YOUR INSTRUCTIONS:
Copy out each line below containing "symbol".
** GIVEN RECORDS follows **
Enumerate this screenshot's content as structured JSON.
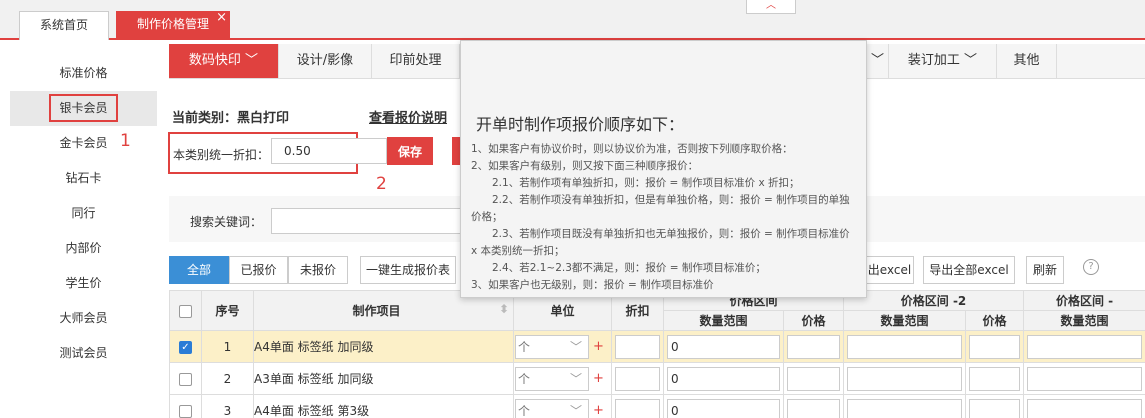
{
  "top_tabs": [
    {
      "label": "系统首页"
    },
    {
      "label": "制作价格管理"
    }
  ],
  "close_glyph": "×",
  "collapse_glyph": "︿",
  "sidebar": {
    "items": [
      "标准价格",
      "银卡会员",
      "金卡会员",
      "钻石卡",
      "同行",
      "内部价",
      "学生价",
      "大师会员",
      "测试会员"
    ]
  },
  "annotations": [
    "1",
    "2"
  ],
  "categories": [
    {
      "label": "数码快印 ﹀"
    },
    {
      "label": "设计/影像"
    },
    {
      "label": "印前处理"
    },
    {
      "label": "﹀"
    },
    {
      "label": "装订加工 ﹀"
    },
    {
      "label": "其他"
    }
  ],
  "current_category": "当前类别：黑白打印",
  "view_price_link": "查看报价说明",
  "discount": {
    "label": "本类别统一折扣：",
    "value": "0.50",
    "save_label": "保存"
  },
  "search": {
    "label": "搜索关键词："
  },
  "filters": {
    "all": "全部",
    "quoted": "已报价",
    "unquoted": "未报价",
    "generate": "一键生成报价表",
    "export_partial": "出excel",
    "export_all": "导出全部excel",
    "refresh": "刷新"
  },
  "table": {
    "headers": {
      "seq": "序号",
      "item": "制作项目",
      "unit": "单位",
      "discount": "折扣",
      "range_1_partial": "价格区间",
      "range_2": "价格区间 -2",
      "range_3": "价格区间 -",
      "qty_range": "数量范围",
      "price": "价格"
    },
    "rows": [
      {
        "seq": "1",
        "item": "A4单面 标签纸 加同级",
        "unit": "个",
        "qty": "0",
        "checked": true
      },
      {
        "seq": "2",
        "item": "A3单面 标签纸 加同级",
        "unit": "个",
        "qty": "0",
        "checked": false
      },
      {
        "seq": "3",
        "item": "A4单面 标签纸 第3级",
        "unit": "个",
        "qty": "0",
        "checked": false
      }
    ]
  },
  "popup": {
    "title": "开单时制作项报价顺序如下：",
    "lines": [
      "1、如果客户有协议价时，则以协议价为准，否则按下列顺序取价格：",
      "2、如果客户有级别，则又按下面三种顺序报价：",
      "　　2.1、若制作项有单独折扣，则：报价 = 制作项目标准价 x 折扣；",
      "　　2.2、若制作项没有单独折扣，但是有单独价格，则：报价 = 制作项目的单独价格；",
      "　　2.3、若制作项目既没有单独折扣也无单独报价，则：报价 = 制作项目标准价 x 本类别统一折扣；",
      "　　2.4、若2.1~2.3都不满足，则：报价 = 制作项目标准价；",
      "3、如果客户也无级别，则：报价 = 制作项目标准价"
    ]
  },
  "icons": {
    "help": "?",
    "checkmark": "✓",
    "plus": "+",
    "chevron": "﹀",
    "sort": "⬍"
  }
}
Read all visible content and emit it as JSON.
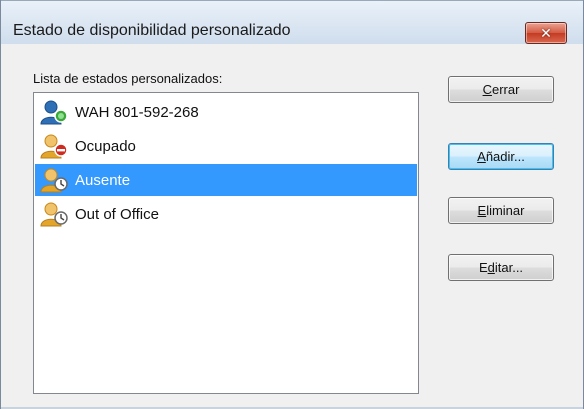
{
  "window": {
    "title": "Estado de disponibilidad personalizado",
    "close_glyph": "✕"
  },
  "list": {
    "label": "Lista de estados personalizados:",
    "items": [
      {
        "label": "WAH 801-592-268",
        "status_icon": "available-presence-icon",
        "person_color": "#2f6fb6",
        "status_color": "#3aa83a",
        "selected": false
      },
      {
        "label": "Ocupado",
        "status_icon": "busy-presence-icon",
        "person_color": "#e3a52a",
        "status_color": "#d22a1f",
        "selected": false
      },
      {
        "label": "Ausente",
        "status_icon": "away-presence-icon",
        "person_color": "#e3a52a",
        "status_color": "#8a8a8a",
        "selected": true
      },
      {
        "label": "Out of Office",
        "status_icon": "away-presence-icon",
        "person_color": "#e3a52a",
        "status_color": "#8a8a8a",
        "selected": false
      }
    ]
  },
  "buttons": {
    "close": {
      "prefix": "",
      "accel": "C",
      "suffix": "errar"
    },
    "add": {
      "prefix": "",
      "accel": "A",
      "suffix": "ñadir..."
    },
    "delete": {
      "prefix": "",
      "accel": "E",
      "suffix": "liminar"
    },
    "edit": {
      "prefix": "E",
      "accel": "d",
      "suffix": "itar..."
    }
  },
  "colors": {
    "selection": "#3399ff",
    "default_button_border": "#3c7fb1"
  }
}
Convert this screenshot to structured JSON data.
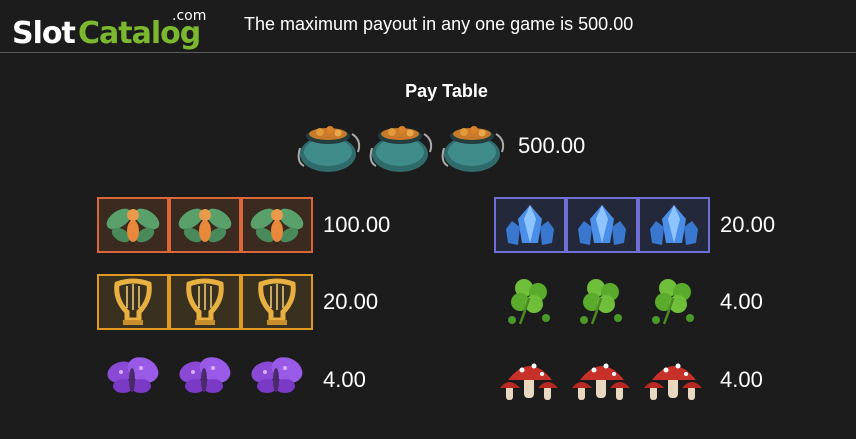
{
  "header": {
    "logo": {
      "slot": "Slot",
      "catalog": "Catalog",
      "com": ".com"
    },
    "max_payout_text": "The maximum payout in any one game is 500.00"
  },
  "paytable": {
    "title": "Pay Table",
    "rows": [
      {
        "symbol": "pot-of-gold-icon",
        "count": 3,
        "payout": "500.00"
      },
      {
        "symbol": "fairy-icon",
        "count": 3,
        "payout": "100.00",
        "frame_color": "#d9673a"
      },
      {
        "symbol": "blue-crystal-icon",
        "count": 3,
        "payout": "20.00",
        "frame_color": "#6f6fd6"
      },
      {
        "symbol": "golden-harp-icon",
        "count": 3,
        "payout": "20.00",
        "frame_color": "#e09a22"
      },
      {
        "symbol": "clover-icon",
        "count": 3,
        "payout": "4.00"
      },
      {
        "symbol": "purple-butterfly-icon",
        "count": 3,
        "payout": "4.00"
      },
      {
        "symbol": "red-mushroom-icon",
        "count": 3,
        "payout": "4.00"
      }
    ]
  },
  "colors": {
    "background": "#1c1c1c",
    "logo_green": "#7cb82f",
    "text": "#ffffff"
  }
}
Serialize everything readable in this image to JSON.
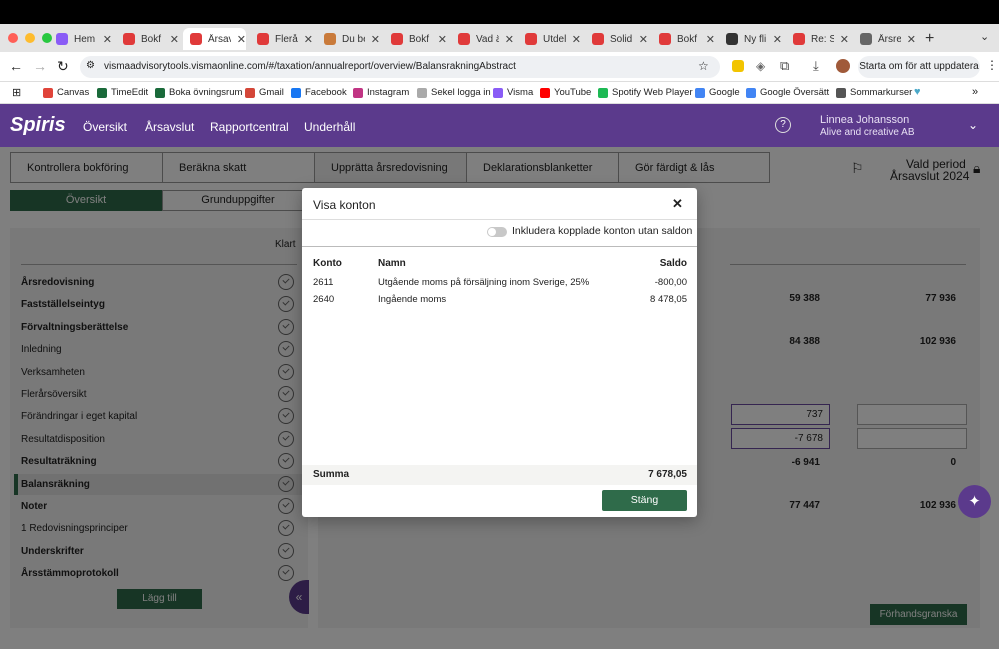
{
  "browser": {
    "tabs": [
      {
        "title": "Hem",
        "icon": "visma-icon",
        "color": "#8a5cf6",
        "active": false
      },
      {
        "title": "Bokf",
        "icon": "spiris-icon",
        "color": "#e03a3a",
        "active": false
      },
      {
        "title": "Årsav",
        "icon": "spiris-icon",
        "color": "#e03a3a",
        "active": true
      },
      {
        "title": "Flerå",
        "icon": "spiris-icon",
        "color": "#e03a3a",
        "active": false
      },
      {
        "title": "Du be",
        "icon": "cookie-icon",
        "color": "#c97a3a",
        "active": false
      },
      {
        "title": "Bokf",
        "icon": "spiris-icon",
        "color": "#e03a3a",
        "active": false
      },
      {
        "title": "Vad ä",
        "icon": "spiris-icon",
        "color": "#e03a3a",
        "active": false
      },
      {
        "title": "Utdel",
        "icon": "spiris-icon",
        "color": "#e03a3a",
        "active": false
      },
      {
        "title": "Solid",
        "icon": "spiris-icon",
        "color": "#e03a3a",
        "active": false
      },
      {
        "title": "Bokf",
        "icon": "spiris-icon",
        "color": "#e03a3a",
        "active": false
      },
      {
        "title": "Ny fli",
        "icon": "github-icon",
        "color": "#333333",
        "active": false
      },
      {
        "title": "Re: S",
        "icon": "spiris-icon",
        "color": "#e03a3a",
        "active": false
      },
      {
        "title": "Årsre",
        "icon": "globe-icon",
        "color": "#666666",
        "active": false
      }
    ],
    "url": "vismaadvisorytools.vismaonline.com/#/taxation/annualreport/overview/BalansrakningAbstract",
    "update_button": "Starta om för att uppdatera",
    "bookmarks": [
      {
        "label": "Canvas",
        "color": "#e0443a"
      },
      {
        "label": "TimeEdit",
        "color": "#1a6a3a"
      },
      {
        "label": "Boka övningsrum",
        "color": "#1a6a3a"
      },
      {
        "label": "Gmail",
        "color": "#d44638"
      },
      {
        "label": "Facebook",
        "color": "#1877f2"
      },
      {
        "label": "Instagram",
        "color": "#c13584"
      },
      {
        "label": "Sekel logga in",
        "color": "#aaaaaa"
      },
      {
        "label": "Visma",
        "color": "#8a5cf6"
      },
      {
        "label": "YouTube",
        "color": "#ff0000"
      },
      {
        "label": "Spotify Web Player",
        "color": "#1db954"
      },
      {
        "label": "Google",
        "color": "#4285f4"
      },
      {
        "label": "Google Översätt",
        "color": "#4285f4"
      },
      {
        "label": "Sommarkurser",
        "color": "#555555"
      }
    ]
  },
  "app": {
    "logo": "Spiris",
    "nav": [
      "Översikt",
      "Årsavslut",
      "Rapportcentral",
      "Underhåll"
    ],
    "user_name": "Linnea Johansson",
    "company": "Alive and creative AB",
    "steps": [
      "Kontrollera bokföring",
      "Beräkna skatt",
      "Upprätta årsredovisning",
      "Deklarationsblanketter",
      "Gör färdigt & lås"
    ],
    "period_label": "Vald period",
    "period_value": "Årsavslut 2024",
    "subtabs": [
      "Översikt",
      "Grunduppgifter"
    ],
    "left_header": "Klart",
    "left_items": [
      {
        "label": "Årsredovisning",
        "bold": true
      },
      {
        "label": "Fastställelseintyg",
        "bold": true
      },
      {
        "label": "Förvaltningsberättelse",
        "bold": true
      },
      {
        "label": "Inledning",
        "bold": false
      },
      {
        "label": "Verksamheten",
        "bold": false
      },
      {
        "label": "Flerårsöversikt",
        "bold": false
      },
      {
        "label": "Förändringar i eget kapital",
        "bold": false
      },
      {
        "label": "Resultatdisposition",
        "bold": false
      },
      {
        "label": "Resultaträkning",
        "bold": true
      },
      {
        "label": "Balansräkning",
        "bold": true,
        "selected": true
      },
      {
        "label": "Noter",
        "bold": true
      },
      {
        "label": "1 Redovisningsprinciper",
        "bold": false
      },
      {
        "label": "Underskrifter",
        "bold": true
      },
      {
        "label": "Årsstämmoprotokoll",
        "bold": true
      }
    ],
    "add_button": "Lägg till",
    "preview_button": "Förhandsgranska",
    "values": {
      "r1a": "59 388",
      "r1b": "77 936",
      "r2a": "84 388",
      "r2b": "102 936",
      "in1": "737",
      "in2": "-7 678",
      "r3a": "-6 941",
      "r3b": "0",
      "r4a": "77 447",
      "r4b": "102 936"
    }
  },
  "modal": {
    "title": "Visa konton",
    "toggle_label": "Inkludera kopplade konton utan saldon",
    "headers": {
      "konto": "Konto",
      "namn": "Namn",
      "saldo": "Saldo"
    },
    "rows": [
      {
        "konto": "2611",
        "namn": "Utgående moms på försäljning inom Sverige, 25%",
        "saldo": "-800,00"
      },
      {
        "konto": "2640",
        "namn": "Ingående moms",
        "saldo": "8 478,05"
      }
    ],
    "sum_label": "Summa",
    "sum_value": "7 678,05",
    "close_button": "Stäng"
  }
}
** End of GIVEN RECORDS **
ANSWER BOX:
        "symbol": "pot-of-gold-icon",
        "symbol": "fairy-icon",
        "symbol": "blue-crystal-icon",
        "symbol": "golden-harp-icon",
        "symbol": "clover-icon",
        "symbol": "purple-butterfly-icon",
        "symbol": "red-mushroom-icon",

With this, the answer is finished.